A water softener is a filtration system that works through a process known as ion exchange. It eliminates excess levels of magnesium and calcium from the water and softens it.
If the question that comes to mind is: Do I need a water softener? Then you should know that there is no universal answer. There are no specific requirements for homeowners to install one, but they may choose to do so.
In this article, we’ll show you how to identify the signs of hard water that may necessitate a water softener.
What Is Hard Water?
The hardness of water is measured in grains per gallon (GPG.) If your water measures between 3.5 to 7 GPG, you have moderately hard water. A range between 7 to 10.5 GPG represents somewhat hard water. Finally, everything above 10 GPG is considered very hard water.
If you’re not sure how to tell where your water stands on this scale, you can purchase a test kit in a hardware store and check for yourself. However, to get the most accurate reading, it’s best to ask a water softener company to perform the test.
But even without these tests, you are likely going to be able to tell that your water is hard and that you might need a water softener. Here are the clues to watch out for:
You Will Notice Staining
Hard water contains dissolved metals and minerals, which can create unsightly and often persistent stains on your toilets, bathtubs, and sinks. You might have noticed the scaly deposits on white ceramics and around faucets.
Most people choose to deal with the symptoms and find ways to clean the stubborn stains, but that won’t fix the problem in the long run.
Scale Build-Up in Appliances
Scale or limescale is the mineral deposit you usually see in glassware, cutlery, coffeepots, teapots, and dinnerware. If you’ve ever tried to remove that chalky residue, you know that it’s no easy feat. Just imagine what that does to the household appliances that use water.
Washing machines and dishwashers can also accumulate limescale, and that leads to costly repairs. If you notice the scale on your glasses and your appliances are malfunctioning, perhaps you need a water softener.
Your Utility Bill Goes Up
If your utility bills are increasing, perhaps it’s time to ask yourself, “Do I need a water softener?” It would be a good idea to check the plumbing in your home and see if there are signs of scale. Even if you don’t notice it anywhere else.
The fact is that limescale affects the function of water heaters and boilers. If nothing else has changed in your household consumption of water and electricity, perhaps it’s the hard water creating the damage that results in higher monthly expenses.
The Laundry Looks Faded
It’s one thing to worry about the limescale on your coffeepot, but it’s another never to have to deal with gray or faded laundry. If your home has hard water, it’s possible that your linens and other fabrics experience premature wear and tear.
The hard water causes detergent and soaps to be less effective overall. They leave a residue on the textile that causes fading and makes them look greyish. This is another issue where a water softener system can help.
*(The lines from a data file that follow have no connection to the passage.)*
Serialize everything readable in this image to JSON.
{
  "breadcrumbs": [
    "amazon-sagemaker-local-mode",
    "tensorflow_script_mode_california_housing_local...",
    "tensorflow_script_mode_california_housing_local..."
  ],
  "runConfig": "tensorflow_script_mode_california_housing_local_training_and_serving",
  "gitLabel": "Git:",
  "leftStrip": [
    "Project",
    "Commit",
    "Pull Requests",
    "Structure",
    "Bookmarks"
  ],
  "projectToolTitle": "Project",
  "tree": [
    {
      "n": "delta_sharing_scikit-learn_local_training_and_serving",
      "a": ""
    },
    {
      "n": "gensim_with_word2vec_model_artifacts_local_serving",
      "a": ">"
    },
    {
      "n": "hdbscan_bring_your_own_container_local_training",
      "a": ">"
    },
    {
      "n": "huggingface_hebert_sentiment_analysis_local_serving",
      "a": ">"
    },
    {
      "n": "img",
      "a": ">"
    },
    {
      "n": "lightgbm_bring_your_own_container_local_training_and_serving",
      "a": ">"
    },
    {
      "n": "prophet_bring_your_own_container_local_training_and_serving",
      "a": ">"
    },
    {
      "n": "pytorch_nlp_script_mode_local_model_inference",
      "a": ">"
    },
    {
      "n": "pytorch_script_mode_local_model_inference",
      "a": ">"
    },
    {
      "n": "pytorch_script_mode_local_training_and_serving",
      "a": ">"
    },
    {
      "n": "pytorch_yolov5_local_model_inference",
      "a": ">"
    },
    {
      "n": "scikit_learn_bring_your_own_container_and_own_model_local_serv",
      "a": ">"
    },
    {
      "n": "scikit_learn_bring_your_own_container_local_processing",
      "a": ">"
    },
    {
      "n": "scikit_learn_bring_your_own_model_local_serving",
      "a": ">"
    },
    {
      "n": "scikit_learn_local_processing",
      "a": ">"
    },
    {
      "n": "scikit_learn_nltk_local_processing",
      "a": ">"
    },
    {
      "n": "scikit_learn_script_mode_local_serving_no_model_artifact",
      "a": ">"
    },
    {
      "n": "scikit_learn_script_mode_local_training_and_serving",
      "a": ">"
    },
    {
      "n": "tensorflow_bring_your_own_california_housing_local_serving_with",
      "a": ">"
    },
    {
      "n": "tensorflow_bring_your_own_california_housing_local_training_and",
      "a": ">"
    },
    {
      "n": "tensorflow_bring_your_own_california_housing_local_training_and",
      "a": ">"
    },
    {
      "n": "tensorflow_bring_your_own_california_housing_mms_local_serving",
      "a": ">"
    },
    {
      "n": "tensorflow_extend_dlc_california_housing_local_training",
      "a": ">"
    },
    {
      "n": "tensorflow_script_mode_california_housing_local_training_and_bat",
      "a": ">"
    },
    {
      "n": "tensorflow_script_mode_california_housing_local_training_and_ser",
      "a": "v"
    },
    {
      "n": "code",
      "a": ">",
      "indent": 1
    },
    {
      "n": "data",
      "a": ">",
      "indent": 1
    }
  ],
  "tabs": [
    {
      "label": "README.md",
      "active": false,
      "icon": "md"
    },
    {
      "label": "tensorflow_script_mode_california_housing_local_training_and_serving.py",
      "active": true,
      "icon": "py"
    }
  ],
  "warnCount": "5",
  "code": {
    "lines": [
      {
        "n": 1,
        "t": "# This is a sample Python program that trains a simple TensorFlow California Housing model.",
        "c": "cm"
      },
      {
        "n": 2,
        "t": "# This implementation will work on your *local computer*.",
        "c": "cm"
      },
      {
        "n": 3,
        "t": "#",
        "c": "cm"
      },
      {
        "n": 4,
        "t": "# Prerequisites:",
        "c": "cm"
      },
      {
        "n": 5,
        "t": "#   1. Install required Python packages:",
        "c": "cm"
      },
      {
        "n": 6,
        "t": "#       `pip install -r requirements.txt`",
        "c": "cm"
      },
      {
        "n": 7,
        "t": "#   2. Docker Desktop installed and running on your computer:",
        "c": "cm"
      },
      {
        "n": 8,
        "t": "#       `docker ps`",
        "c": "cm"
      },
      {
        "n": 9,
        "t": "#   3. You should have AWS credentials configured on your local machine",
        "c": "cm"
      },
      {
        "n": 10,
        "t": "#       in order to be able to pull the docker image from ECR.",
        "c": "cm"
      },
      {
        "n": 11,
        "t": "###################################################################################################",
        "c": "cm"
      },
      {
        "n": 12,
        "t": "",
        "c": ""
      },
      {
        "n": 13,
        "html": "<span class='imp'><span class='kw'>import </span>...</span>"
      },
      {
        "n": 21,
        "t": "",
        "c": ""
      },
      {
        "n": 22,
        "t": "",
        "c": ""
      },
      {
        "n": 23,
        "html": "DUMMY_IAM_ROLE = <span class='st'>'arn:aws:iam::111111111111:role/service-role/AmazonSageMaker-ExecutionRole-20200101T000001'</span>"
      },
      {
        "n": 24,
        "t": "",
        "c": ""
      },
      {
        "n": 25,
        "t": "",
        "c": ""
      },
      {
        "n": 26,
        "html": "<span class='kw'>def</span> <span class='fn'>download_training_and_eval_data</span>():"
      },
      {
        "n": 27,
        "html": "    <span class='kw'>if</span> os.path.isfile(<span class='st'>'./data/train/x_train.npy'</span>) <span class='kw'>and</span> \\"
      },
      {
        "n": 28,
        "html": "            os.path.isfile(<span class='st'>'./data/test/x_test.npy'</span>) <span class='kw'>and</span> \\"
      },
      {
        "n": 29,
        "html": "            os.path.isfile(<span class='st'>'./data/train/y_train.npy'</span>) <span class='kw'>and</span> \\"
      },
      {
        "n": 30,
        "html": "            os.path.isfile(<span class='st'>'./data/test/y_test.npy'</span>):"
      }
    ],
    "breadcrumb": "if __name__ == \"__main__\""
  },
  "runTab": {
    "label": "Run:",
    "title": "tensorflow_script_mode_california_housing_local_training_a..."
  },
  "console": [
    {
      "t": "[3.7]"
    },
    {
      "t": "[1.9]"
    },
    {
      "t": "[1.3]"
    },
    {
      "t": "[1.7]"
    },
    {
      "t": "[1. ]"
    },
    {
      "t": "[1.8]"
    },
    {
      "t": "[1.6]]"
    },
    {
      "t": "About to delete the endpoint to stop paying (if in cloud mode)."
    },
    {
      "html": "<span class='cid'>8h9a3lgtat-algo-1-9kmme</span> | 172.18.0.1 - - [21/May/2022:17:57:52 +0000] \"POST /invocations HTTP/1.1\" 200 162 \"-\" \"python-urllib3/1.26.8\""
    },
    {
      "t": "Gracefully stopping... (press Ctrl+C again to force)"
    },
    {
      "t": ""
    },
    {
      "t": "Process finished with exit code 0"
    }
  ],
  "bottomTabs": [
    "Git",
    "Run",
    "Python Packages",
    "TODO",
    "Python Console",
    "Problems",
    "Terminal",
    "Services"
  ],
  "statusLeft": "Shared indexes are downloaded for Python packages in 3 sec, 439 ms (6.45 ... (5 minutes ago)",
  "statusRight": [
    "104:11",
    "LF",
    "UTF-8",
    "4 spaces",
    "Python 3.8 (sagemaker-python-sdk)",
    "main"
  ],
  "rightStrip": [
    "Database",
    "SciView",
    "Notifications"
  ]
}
Your Skin and Hair Are Dry
One of the main reasons homeowners choose to purchase a water softener is to avoid dry skin and hair issues. The excess levels of minerals in the water have a damaging effect on your skin, making it flaky and often quite itchy. Some people even experience irritation and inflammation.
The hard water prevents soap from dissolving entirely. As a result, the soap residue can linger on the skin, preventing you from eradicating dirt and bacteria. As for hair, that same residue can make your hair look dull and extremely dry.
How to Use a Water Softener Correctly
If you opt to install a water softener in your home, it’s essential to know how to use it correctly. The first order of business is to follow the manufacturer’s instructions thoroughly or call a professional company to do it for you. If you’re not absolutely certain that you have hard water, make sure to check.
Also, if your water supply comes from a community water system, you might need to see if they already use a water softener. In that case, you won’t need one.
Adding a home-based water softener system on top of that could cause corrosion issues. Once you know the water’s hardness level, here are a few other important guidelines to keep in mind:
- Make sure that the water softener is set according to the hardness of your water supply. If it’s too high, it’s possible it will waste water and end up costing you more than it should.
- If your home has newly installed copper plumbing, you need to let the water run for at least three weeks before turning on the water softener system. This will prevent excess copper consumption in your home.
- You don’t have to soften everything. Some people choose only to soften the showers or laundry hookups.
Benefits of Water Softener System
Installing a water softener in your home will likely remove any unwanted tastes from your drinking water. If that was the reason why you’ve avoided drinking water at home, you’re looking at saving money by not buying bottled water.
When combined with the savings you’ll make by not having to repair the boiler or water heater, a water softener sounds like a valid investment. Ultimately, having soft water in your home means healthier skin and hair and definitely less grey and faded laundry.
Consider a Water Softener for Your Home
If you live in an area with very hard water, then it’s likely that you’ll see the immediate benefits of installing a water softener. The scale on your dishes and appliances might be too difficult to remove, and your skin and hair have suffered enough.
Make sure to test how hard the water is first and then decide if the water softener seems like a worthwhile investment. Ultimately, soft water is always better than hard water, but there is such a thing as water that’s too soft. Therefore, consult with the experts before you make a decision.